Social media is all about story-telling, but there is a lot of competition out there. Make sure that your message is as unique as possible and delivered as consistently as possible by all stakeholders and marketing channels. Consistency in delivery lies largely in making sure that your brand experience is unified at every point of customer contact, so you’ll need to start by defining these.
When it comes to digital, and content marketing in particular, you’ll need to ensure that your brand voice and tone of voice are as coherent as possible across all channels, including social media. Having one ‘source of truth’ document like a brand bible (not only a visual style guide but also containing writing guidelines) for every content creator in the business to rely upon will facilitate consistency. As more and more stakeholders participate in marketing efforts and as the brand evolves, the document will be updated but consistency will be maintained.
Depending on the industry you operate in, social media may very likely be a crowded place with countless other brands fighting for their share of voice. This is where having a unique brand message and a consistent voice will become crucial for your brand to stand out and grow a base of followers.

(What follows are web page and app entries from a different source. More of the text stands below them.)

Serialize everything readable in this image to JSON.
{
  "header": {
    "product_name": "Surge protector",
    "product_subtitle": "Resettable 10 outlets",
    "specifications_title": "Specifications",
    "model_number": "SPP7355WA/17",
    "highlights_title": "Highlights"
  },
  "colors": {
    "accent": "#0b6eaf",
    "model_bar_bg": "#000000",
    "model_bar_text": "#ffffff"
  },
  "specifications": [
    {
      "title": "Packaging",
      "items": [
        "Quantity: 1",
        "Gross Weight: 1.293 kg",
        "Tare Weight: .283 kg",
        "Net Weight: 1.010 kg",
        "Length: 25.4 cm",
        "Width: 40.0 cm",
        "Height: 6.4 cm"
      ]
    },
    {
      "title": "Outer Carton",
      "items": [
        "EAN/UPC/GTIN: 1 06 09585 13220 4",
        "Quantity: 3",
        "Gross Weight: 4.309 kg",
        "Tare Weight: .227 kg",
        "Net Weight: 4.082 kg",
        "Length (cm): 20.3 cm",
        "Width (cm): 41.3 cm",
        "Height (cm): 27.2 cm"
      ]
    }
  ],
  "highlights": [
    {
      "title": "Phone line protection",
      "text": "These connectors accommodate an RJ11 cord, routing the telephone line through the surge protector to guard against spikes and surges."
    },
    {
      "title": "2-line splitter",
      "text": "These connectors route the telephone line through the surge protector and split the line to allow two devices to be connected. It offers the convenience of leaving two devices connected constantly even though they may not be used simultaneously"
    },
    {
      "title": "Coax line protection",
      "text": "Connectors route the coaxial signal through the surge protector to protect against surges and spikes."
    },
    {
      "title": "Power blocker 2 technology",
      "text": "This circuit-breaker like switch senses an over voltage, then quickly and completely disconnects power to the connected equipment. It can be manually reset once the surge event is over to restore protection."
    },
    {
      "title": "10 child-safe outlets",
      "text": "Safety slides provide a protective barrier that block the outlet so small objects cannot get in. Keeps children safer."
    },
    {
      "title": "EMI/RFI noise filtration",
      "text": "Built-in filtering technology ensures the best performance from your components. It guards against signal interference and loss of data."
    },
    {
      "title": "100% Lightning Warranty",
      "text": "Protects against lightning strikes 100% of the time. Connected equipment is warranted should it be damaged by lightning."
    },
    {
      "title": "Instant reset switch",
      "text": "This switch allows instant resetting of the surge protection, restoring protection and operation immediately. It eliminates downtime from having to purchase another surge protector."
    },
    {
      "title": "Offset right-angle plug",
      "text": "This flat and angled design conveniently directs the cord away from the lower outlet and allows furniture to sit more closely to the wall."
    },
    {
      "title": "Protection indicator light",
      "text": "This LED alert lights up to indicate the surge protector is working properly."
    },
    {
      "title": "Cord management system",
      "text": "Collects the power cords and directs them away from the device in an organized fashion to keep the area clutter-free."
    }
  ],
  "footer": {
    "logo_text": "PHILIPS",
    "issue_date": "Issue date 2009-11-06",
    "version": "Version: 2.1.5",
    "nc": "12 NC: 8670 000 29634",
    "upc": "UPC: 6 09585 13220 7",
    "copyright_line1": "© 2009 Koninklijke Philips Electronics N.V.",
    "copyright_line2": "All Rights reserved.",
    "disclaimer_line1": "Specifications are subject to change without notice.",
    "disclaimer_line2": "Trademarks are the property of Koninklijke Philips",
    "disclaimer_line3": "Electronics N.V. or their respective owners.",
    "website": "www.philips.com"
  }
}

Once you have defined what makes you unique and different, look at what competitors are doing. What platforms are they on, how many followers do they have, how often and what type of content do they post? How do they engage with their communities, what stories do they tell?
This benchmarking exercise will give you a much better idea of what you are standing against, dos and don’ts, and may help you identify competitors’ weaknesses or missed opportunities in the market.
It will also guide you when it comes to how much time, money, and resources you need to invest to be able to compete. If you’re starting from scratch and are competing against brands with hundreds of thousands of followers, you will have a long road ahead (but it will probably be worth the challenge if the market is this big).
Once you’ve thought about the questions surrounding your audience, your brand and your competition, you should have a much better idea of where you stand, and whether or not you are indeed going to jump onto the social bandwagon.
If the answer is yes, and before going any further, this is when you will need to start thinking about the logistics. Do you have the resources and skills in house to carry out this project?
Social media can look deceptively quick and easy from the outside, but the simplicity of a visual may well hide hours of work behind the scenes. Make sure you assess the resourcing requirements as accurately as possible to avoid doing a rushed job and producing average quality content.
Last but not least, not only is social media time consuming, but it also requires a skilled individual (or team) to manage it in a way that will meet all your business goals, and will follow best practice. Understanding of marketing, creativity, technical abilities, community management and data analysis are just a few of the skills you will need your social media manager to develop and keep nourishing.